### THE PROBLEM
Reproduce all records verbatim.

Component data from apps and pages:
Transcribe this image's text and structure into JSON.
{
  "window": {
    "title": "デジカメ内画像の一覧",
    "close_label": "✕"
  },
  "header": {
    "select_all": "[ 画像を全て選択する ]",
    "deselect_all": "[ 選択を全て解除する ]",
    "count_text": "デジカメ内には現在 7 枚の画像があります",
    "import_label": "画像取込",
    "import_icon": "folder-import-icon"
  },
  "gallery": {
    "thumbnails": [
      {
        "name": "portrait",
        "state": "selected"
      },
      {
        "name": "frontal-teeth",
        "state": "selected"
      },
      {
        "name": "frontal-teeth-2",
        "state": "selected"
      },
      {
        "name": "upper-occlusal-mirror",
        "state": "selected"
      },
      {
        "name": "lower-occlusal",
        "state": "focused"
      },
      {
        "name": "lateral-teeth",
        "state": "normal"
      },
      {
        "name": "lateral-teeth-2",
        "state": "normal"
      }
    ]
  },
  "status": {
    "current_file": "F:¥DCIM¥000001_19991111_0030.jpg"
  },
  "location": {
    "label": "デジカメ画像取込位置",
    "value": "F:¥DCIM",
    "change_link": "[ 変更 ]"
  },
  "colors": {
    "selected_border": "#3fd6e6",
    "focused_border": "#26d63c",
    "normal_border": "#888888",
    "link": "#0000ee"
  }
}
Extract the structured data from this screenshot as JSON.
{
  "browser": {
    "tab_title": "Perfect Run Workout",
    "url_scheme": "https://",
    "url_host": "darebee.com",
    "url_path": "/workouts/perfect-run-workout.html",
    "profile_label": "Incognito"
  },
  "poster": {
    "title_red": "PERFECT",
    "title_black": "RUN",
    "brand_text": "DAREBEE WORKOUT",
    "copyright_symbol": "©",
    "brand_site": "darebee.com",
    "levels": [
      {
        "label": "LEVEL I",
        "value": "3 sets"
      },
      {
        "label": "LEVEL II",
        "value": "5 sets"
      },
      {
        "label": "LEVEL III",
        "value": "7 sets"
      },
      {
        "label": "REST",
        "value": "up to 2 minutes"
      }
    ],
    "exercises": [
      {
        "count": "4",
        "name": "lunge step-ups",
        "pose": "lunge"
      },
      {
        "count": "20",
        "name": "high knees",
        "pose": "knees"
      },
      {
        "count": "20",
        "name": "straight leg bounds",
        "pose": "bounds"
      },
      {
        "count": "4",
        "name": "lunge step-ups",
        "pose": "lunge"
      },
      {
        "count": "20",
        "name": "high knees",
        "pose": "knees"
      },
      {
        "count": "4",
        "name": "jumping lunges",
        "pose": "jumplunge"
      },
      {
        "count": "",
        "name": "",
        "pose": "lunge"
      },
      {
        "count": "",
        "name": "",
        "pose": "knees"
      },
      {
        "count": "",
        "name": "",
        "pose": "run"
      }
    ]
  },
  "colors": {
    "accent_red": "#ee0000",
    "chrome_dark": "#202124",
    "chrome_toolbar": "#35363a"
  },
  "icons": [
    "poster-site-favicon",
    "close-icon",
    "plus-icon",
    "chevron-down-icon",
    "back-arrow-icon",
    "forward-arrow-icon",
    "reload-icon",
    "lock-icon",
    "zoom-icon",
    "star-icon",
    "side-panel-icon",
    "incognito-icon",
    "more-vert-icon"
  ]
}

### TASK RESULT
Transcribe this image's text and structure into JSON.
{
  "window": {
    "title": "デジカメ内画像の一覧",
    "close_label": "✕"
  },
  "header": {
    "select_all": "[ 画像を全て選択する ]",
    "deselect_all": "[ 選択を全て解除する ]",
    "count_text": "デジカメ内には現在 7 枚の画像があります",
    "import_label": "画像取込",
    "import_icon": "folder-import-icon"
  },
  "gallery": {
    "thumbnails": [
      {
        "name": "portrait",
        "state": "selected"
      },
      {
        "name": "frontal-teeth",
        "state": "selected"
      },
      {
        "name": "frontal-teeth-2",
        "state": "selected"
      },
      {
        "name": "upper-occlusal-mirror",
        "state": "selected"
      },
      {
        "name": "lower-occlusal",
        "state": "focused"
      },
      {
        "name": "lateral-teeth",
        "state": "normal"
      },
      {
        "name": "lateral-teeth-2",
        "state": "normal"
      }
    ]
  },
  "status": {
    "current_file": "F:¥DCIM¥000001_19991111_0030.jpg"
  },
  "location": {
    "label": "デジカメ画像取込位置",
    "value": "F:¥DCIM",
    "change_link": "[ 変更 ]"
  },
  "colors": {
    "selected_border": "#3fd6e6",
    "focused_border": "#26d63c",
    "normal_border": "#888888",
    "link": "#0000ee"
  }
}
Extract the structured data from this screenshot as JSON.
{
  "browser": {
    "tab_title": "Perfect Run Workout",
    "url_scheme": "https://",
    "url_host": "darebee.com",
    "url_path": "/workouts/perfect-run-workout.html",
    "profile_label": "Incognito"
  },
  "poster": {
    "title_red": "PERFECT",
    "title_black": "RUN",
    "brand_text": "DAREBEE WORKOUT",
    "copyright_symbol": "©",
    "brand_site": "darebee.com",
    "levels": [
      {
        "label": "LEVEL I",
        "value": "3 sets"
      },
      {
        "label": "LEVEL II",
        "value": "5 sets"
      },
      {
        "label": "LEVEL III",
        "value": "7 sets"
      },
      {
        "label": "REST",
        "value": "up to 2 minutes"
      }
    ],
    "exercises": [
      {
        "count": "4",
        "name": "lunge step-ups",
        "pose": "lunge"
      },
      {
        "count": "20",
        "name": "high knees",
        "pose": "knees"
      },
      {
        "count": "20",
        "name": "straight leg bounds",
        "pose": "bounds"
      },
      {
        "count": "4",
        "name": "lunge step-ups",
        "pose": "lunge"
      },
      {
        "count": "20",
        "name": "high knees",
        "pose": "knees"
      },
      {
        "count": "4",
        "name": "jumping lunges",
        "pose": "jumplunge"
      },
      {
        "count": "",
        "name": "",
        "pose": "lunge"
      },
      {
        "count": "",
        "name": "",
        "pose": "knees"
      },
      {
        "count": "",
        "name": "",
        "pose": "run"
      }
    ]
  },
  "colors": {
    "accent_red": "#ee0000",
    "chrome_dark": "#202124",
    "chrome_toolbar": "#35363a"
  },
  "icons": [
    "poster-site-favicon",
    "close-icon",
    "plus-icon",
    "chevron-down-icon",
    "back-arrow-icon",
    "forward-arrow-icon",
    "reload-icon",
    "lock-icon",
    "zoom-icon",
    "star-icon",
    "side-panel-icon",
    "incognito-icon",
    "more-vert-icon"
  ]
}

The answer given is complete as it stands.